I have read many articles, both distantly and recently, about trauma. Every one postulates a negative outcome for the survivor that presents in terms of inevitable ongoing abuse, unhealthy relationships, addiction, and failure. The problem with these writings is that they deny agency. A trauma survivor becomes a bumbling mass of feelings incapable of rational decision making. A survivor is reduced to a walking limbic system doomed to interpersonal failure. What is inevitable is that trauma affects us. What is not inevitable is how we respond to its effects.
These concepts of inevitable failure hurt me as a trauma survivor. I was a prostituted child. My mother was a master of gaslighting. I witnessed the systematic executions of animals in my home as a teen. I am also a highly rational person. I partially attribute my hyper-rationality to my awesome second grade gifted ed teacher, who introduced me to logic puzzles. I have been fascinated by logic ever since. I pursued a degree in Philosophy so that I could study logic formally. If I was motivated by passion, it was a passion for set theory and symbolic logic.
As a traumatized adolescent, I also was exposed to Buddhist thought. I first read about Buddhism around age 12. That opened the door to me for more agency. I became aware through Buddhist texts that I had control over how I interpreted and reacted to stimuli and events in my life. From ages 12 to 17, the traumatic events and exploitation continued. I responded with analysis and reflection. I planned for a future. I planned for a life free of abusers. I evaluated the choices made by my abusers and took efforts to make different choices.
When I was in college in my early twenties, I was very aware that the interpersonal relationships I had observed and been forced to participate in for the majority of my life had been unhealthy. I made the decision to seek out people who appeared more healthy and functional and emulate their behaviors. I grew enormously from this experience of electing my own mentors. However, I still experienced certain visceral feelings that I knew were not beneficial. I would become confused in large groups of people and feel inclined to completely remove myself from the situation rather than think through other solutions to the situation. I had lots of difficulty with communication in professional settings. It turns out a large part of that was due to my persistent undiagnosed auditory processing disorder, but it was also due in part to my trauma history. Myself ignorant of my APD, I postulated the trauma as the sole reason for my professional interpersonal challenges and I sought out therapists to help me.
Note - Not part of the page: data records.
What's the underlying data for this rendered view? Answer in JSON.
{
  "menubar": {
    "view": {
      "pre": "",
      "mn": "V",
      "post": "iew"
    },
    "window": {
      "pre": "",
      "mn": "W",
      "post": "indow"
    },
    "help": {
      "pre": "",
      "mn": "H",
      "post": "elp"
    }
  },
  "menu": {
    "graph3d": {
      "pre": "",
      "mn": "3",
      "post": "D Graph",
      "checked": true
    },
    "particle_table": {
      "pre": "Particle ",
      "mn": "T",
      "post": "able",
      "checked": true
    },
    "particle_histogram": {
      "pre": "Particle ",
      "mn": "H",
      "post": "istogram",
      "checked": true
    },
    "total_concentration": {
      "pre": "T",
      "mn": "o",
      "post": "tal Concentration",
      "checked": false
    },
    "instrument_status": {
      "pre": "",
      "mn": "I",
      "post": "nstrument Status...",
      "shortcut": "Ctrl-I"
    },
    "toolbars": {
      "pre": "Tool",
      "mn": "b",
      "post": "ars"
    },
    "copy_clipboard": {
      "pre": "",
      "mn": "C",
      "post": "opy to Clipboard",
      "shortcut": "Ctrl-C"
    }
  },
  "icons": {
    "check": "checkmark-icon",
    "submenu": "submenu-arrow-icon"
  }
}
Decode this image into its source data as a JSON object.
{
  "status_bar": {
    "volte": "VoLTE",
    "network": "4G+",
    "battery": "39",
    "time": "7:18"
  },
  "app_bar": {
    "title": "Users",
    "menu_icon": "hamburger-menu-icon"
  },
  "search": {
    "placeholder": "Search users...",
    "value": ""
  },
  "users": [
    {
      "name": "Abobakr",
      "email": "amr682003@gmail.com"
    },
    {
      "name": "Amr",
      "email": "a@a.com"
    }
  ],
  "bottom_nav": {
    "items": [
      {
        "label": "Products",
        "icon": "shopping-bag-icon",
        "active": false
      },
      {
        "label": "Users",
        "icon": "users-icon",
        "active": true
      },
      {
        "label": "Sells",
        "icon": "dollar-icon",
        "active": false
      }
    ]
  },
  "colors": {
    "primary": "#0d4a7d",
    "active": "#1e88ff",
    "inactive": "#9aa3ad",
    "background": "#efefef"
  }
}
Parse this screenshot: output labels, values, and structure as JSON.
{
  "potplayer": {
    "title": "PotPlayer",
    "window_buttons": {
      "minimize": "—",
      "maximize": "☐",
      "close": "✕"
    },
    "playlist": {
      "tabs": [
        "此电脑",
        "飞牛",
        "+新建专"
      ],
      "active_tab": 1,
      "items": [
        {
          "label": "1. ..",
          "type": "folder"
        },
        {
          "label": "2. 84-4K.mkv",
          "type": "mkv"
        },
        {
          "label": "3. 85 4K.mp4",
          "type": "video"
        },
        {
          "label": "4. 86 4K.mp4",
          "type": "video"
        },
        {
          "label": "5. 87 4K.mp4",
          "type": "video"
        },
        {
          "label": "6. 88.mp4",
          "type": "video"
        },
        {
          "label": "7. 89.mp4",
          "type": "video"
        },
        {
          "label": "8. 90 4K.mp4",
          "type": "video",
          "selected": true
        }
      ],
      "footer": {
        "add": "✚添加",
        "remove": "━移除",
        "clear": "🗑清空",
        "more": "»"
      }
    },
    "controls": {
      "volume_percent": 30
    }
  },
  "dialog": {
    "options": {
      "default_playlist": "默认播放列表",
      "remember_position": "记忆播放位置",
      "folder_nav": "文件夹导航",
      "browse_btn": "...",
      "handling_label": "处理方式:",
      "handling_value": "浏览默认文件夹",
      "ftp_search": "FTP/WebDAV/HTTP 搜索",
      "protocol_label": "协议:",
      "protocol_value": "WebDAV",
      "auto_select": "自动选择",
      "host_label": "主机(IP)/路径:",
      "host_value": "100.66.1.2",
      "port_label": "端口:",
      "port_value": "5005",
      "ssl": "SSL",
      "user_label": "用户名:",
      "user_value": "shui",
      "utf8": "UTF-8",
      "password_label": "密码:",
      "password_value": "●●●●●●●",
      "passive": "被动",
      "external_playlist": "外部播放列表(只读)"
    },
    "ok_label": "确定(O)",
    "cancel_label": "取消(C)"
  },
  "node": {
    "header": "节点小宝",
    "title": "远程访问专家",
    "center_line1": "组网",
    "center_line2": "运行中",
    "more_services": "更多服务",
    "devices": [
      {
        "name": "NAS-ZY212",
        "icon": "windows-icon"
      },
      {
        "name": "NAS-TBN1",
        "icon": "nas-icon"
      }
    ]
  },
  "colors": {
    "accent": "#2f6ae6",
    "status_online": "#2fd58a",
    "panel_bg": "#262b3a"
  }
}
That is where I ran into an enormous problem.
The therapists looked at me and saw my well dressed presentation. They remarked on how well spoken I was. They asked about academics and found I was a high performer. They asked about relationships with boyfriends and found them to be affectionate and not abusive. They then dismissed me promptly from therapy, stating I was functioning just fine and telling me my childhood could not possibly have been all that bad. They never asked anything about my childhood. Time and again I would timidly assert that I thought some of the experiences I had undergone in my youth were holding me back. One therapist gave me a hard look after I said that and replied, “You look like the daughter of an attorney and an accountant, your childhood was fine!” She then dismissed me from her practice.
The only thing that is inevitable about surviving trauma is that you will be affected. How you are affected does not present in a single “inevitable” fashion.
The therapists I sought help from had one image of a trauma survivor. Their trauma survivor engaged in abusive practices as an adult. Their trauma survivor had substance abuse problems. Their trauma survivor had several children and a history of failed intimate relationships.
My survivorship didn’t look like that. Neither does the survivorship of many others who float well enough beyond stereotypes to be able to pass as “normal”. There are outwardly functional survivors all around you. You just can’t see them.
I had healthy personal relationships and high academic performance. But I struggled with asserting myself and speaking on my own behalf. I had night terrors and nightmares for over 20 years. I had very low self esteem that I hid behind false confidence. I knew these problems resulted from trauma. Time and time again I sought assistance, but I could get no professional help. I was dismissed from therapy over and over on the basis of my superior functioning being incongruent with a trauma history.
As long as there is only one story of trauma told, one narrative or one presentation of the trauma survivor, we are no closer healing as a society. As long as we are told of “inevitable” relationship problems and stories elsewhere about mythological “cycles of abuse” we continue to deny agency to survivors. Trauma is processed differently by different people, and diverse worldviews play a huge role in that processing.
We need empowering stories of trauma survival. While it is true our bodies and minds are affected by events, it must be told that we have agency in our response. We are not doomed to one set of behaviors because of what we have experienced. All survivors need a time and place to heal, but we should not all need to exhibit the same stereotyped behavior in order to access that place of healing.